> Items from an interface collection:
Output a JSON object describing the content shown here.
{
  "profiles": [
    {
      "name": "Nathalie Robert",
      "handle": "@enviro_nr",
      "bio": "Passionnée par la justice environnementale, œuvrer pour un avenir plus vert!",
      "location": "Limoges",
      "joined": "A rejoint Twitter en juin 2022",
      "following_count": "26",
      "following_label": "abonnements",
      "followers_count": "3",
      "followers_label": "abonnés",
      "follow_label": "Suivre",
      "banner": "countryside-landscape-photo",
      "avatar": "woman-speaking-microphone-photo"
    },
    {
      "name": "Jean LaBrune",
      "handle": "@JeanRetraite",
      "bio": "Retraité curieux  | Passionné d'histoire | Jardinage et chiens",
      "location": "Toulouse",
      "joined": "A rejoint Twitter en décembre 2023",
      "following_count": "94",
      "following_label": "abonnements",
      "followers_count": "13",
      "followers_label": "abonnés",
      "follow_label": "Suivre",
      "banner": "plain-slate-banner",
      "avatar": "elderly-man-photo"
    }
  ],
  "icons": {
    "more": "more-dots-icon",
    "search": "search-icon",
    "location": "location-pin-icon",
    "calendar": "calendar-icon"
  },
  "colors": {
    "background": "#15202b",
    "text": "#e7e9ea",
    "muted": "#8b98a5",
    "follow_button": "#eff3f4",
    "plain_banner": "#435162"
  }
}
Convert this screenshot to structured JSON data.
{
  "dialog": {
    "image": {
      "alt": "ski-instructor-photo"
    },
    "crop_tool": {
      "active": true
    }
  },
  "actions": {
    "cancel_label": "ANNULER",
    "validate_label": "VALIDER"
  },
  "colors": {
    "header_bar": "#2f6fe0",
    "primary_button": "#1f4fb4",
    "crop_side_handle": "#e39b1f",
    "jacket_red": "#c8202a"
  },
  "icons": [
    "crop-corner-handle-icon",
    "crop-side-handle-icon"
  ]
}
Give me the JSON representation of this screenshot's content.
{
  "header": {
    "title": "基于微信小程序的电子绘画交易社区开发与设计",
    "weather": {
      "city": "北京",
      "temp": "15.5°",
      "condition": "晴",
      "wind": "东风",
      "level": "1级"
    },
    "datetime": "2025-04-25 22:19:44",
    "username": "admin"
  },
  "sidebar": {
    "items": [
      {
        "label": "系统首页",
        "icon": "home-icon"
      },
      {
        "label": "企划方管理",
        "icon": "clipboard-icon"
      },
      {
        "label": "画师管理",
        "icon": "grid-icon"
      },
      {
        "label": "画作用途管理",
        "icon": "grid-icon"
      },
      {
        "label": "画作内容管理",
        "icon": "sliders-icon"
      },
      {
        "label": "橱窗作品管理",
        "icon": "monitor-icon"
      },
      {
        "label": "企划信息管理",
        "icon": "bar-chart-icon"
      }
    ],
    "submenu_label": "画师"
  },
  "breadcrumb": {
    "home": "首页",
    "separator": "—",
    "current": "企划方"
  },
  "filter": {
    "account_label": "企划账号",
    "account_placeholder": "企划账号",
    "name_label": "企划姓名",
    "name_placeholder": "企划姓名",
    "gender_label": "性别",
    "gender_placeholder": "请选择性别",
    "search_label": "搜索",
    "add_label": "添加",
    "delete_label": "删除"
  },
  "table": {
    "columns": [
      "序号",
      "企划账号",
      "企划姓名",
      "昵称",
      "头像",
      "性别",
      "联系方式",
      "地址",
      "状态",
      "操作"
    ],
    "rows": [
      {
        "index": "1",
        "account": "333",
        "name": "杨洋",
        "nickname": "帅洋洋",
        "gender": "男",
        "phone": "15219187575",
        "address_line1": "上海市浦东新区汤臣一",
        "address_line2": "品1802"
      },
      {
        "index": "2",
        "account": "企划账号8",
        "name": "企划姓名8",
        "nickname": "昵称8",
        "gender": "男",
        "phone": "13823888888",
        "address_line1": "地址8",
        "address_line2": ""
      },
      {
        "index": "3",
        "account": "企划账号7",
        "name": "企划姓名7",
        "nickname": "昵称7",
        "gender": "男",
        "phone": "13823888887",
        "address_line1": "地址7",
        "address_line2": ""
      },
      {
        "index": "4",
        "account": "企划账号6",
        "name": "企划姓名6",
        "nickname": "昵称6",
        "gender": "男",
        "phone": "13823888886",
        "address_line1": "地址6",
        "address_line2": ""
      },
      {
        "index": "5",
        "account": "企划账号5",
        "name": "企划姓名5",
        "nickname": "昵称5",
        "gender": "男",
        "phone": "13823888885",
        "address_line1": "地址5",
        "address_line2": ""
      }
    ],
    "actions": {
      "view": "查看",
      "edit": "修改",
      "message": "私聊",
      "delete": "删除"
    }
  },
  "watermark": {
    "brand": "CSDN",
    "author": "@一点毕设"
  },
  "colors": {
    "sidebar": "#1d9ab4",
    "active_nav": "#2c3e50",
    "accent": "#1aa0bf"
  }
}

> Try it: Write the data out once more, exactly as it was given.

> Reply:
Output a JSON object describing the content shown here.
{
  "profiles": [
    {
      "name": "Nathalie Robert",
      "handle": "@enviro_nr",
      "bio": "Passionnée par la justice environnementale, œuvrer pour un avenir plus vert!",
      "location": "Limoges",
      "joined": "A rejoint Twitter en juin 2022",
      "following_count": "26",
      "following_label": "abonnements",
      "followers_count": "3",
      "followers_label": "abonnés",
      "follow_label": "Suivre",
      "banner": "countryside-landscape-photo",
      "avatar": "woman-speaking-microphone-photo"
    },
    {
      "name": "Jean LaBrune",
      "handle": "@JeanRetraite",
      "bio": "Retraité curieux  | Passionné d'histoire | Jardinage et chiens",
      "location": "Toulouse",
      "joined": "A rejoint Twitter en décembre 2023",
      "following_count": "94",
      "following_label": "abonnements",
      "followers_count": "13",
      "followers_label": "abonnés",
      "follow_label": "Suivre",
      "banner": "plain-slate-banner",
      "avatar": "elderly-man-photo"
    }
  ],
  "icons": {
    "more": "more-dots-icon",
    "search": "search-icon",
    "location": "location-pin-icon",
    "calendar": "calendar-icon"
  },
  "colors": {
    "background": "#15202b",
    "text": "#e7e9ea",
    "muted": "#8b98a5",
    "follow_button": "#eff3f4",
    "plain_banner": "#435162"
  }
}
Convert this screenshot to structured JSON data.
{
  "dialog": {
    "image": {
      "alt": "ski-instructor-photo"
    },
    "crop_tool": {
      "active": true
    }
  },
  "actions": {
    "cancel_label": "ANNULER",
    "validate_label": "VALIDER"
  },
  "colors": {
    "header_bar": "#2f6fe0",
    "primary_button": "#1f4fb4",
    "crop_side_handle": "#e39b1f",
    "jacket_red": "#c8202a"
  },
  "icons": [
    "crop-corner-handle-icon",
    "crop-side-handle-icon"
  ]
}
Give me the JSON representation of this screenshot's content.
{
  "header": {
    "title": "基于微信小程序的电子绘画交易社区开发与设计",
    "weather": {
      "city": "北京",
      "temp": "15.5°",
      "condition": "晴",
      "wind": "东风",
      "level": "1级"
    },
    "datetime": "2025-04-25 22:19:44",
    "username": "admin"
  },
  "sidebar": {
    "items": [
      {
        "label": "系统首页",
        "icon": "home-icon"
      },
      {
        "label": "企划方管理",
        "icon": "clipboard-icon"
      },
      {
        "label": "画师管理",
        "icon": "grid-icon"
      },
      {
        "label": "画作用途管理",
        "icon": "grid-icon"
      },
      {
        "label": "画作内容管理",
        "icon": "sliders-icon"
      },
      {
        "label": "橱窗作品管理",
        "icon": "monitor-icon"
      },
      {
        "label": "企划信息管理",
        "icon": "bar-chart-icon"
      }
    ],
    "submenu_label": "画师"
  },
  "breadcrumb": {
    "home": "首页",
    "separator": "—",
    "current": "企划方"
  },
  "filter": {
    "account_label": "企划账号",
    "account_placeholder": "企划账号",
    "name_label": "企划姓名",
    "name_placeholder": "企划姓名",
    "gender_label": "性别",
    "gender_placeholder": "请选择性别",
    "search_label": "搜索",
    "add_label": "添加",
    "delete_label": "删除"
  },
  "table": {
    "columns": [
      "序号",
      "企划账号",
      "企划姓名",
      "昵称",
      "头像",
      "性别",
      "联系方式",
      "地址",
      "状态",
      "操作"
    ],
    "rows": [
      {
        "index": "1",
        "account": "333",
        "name": "杨洋",
        "nickname": "帅洋洋",
        "gender": "男",
        "phone": "15219187575",
        "address_line1": "上海市浦东新区汤臣一",
        "address_line2": "品1802"
      },
      {
        "index": "2",
        "account": "企划账号8",
        "name": "企划姓名8",
        "nickname": "昵称8",
        "gender": "男",
        "phone": "13823888888",
        "address_line1": "地址8",
        "address_line2": ""
      },
      {
        "index": "3",
        "account": "企划账号7",
        "name": "企划姓名7",
        "nickname": "昵称7",
        "gender": "男",
        "phone": "13823888887",
        "address_line1": "地址7",
        "address_line2": ""
      },
      {
        "index": "4",
        "account": "企划账号6",
        "name": "企划姓名6",
        "nickname": "昵称6",
        "gender": "男",
        "phone": "13823888886",
        "address_line1": "地址6",
        "address_line2": ""
      },
      {
        "index": "5",
        "account": "企划账号5",
        "name": "企划姓名5",
        "nickname": "昵称5",
        "gender": "男",
        "phone": "13823888885",
        "address_line1": "地址5",
        "address_line2": ""
      }
    ],
    "actions": {
      "view": "查看",
      "edit": "修改",
      "message": "私聊",
      "delete": "删除"
    }
  },
  "watermark": {
    "brand": "CSDN",
    "author": "@一点毕设"
  },
  "colors": {
    "sidebar": "#1d9ab4",
    "active_nav": "#2c3e50",
    "accent": "#1aa0bf"
  }
}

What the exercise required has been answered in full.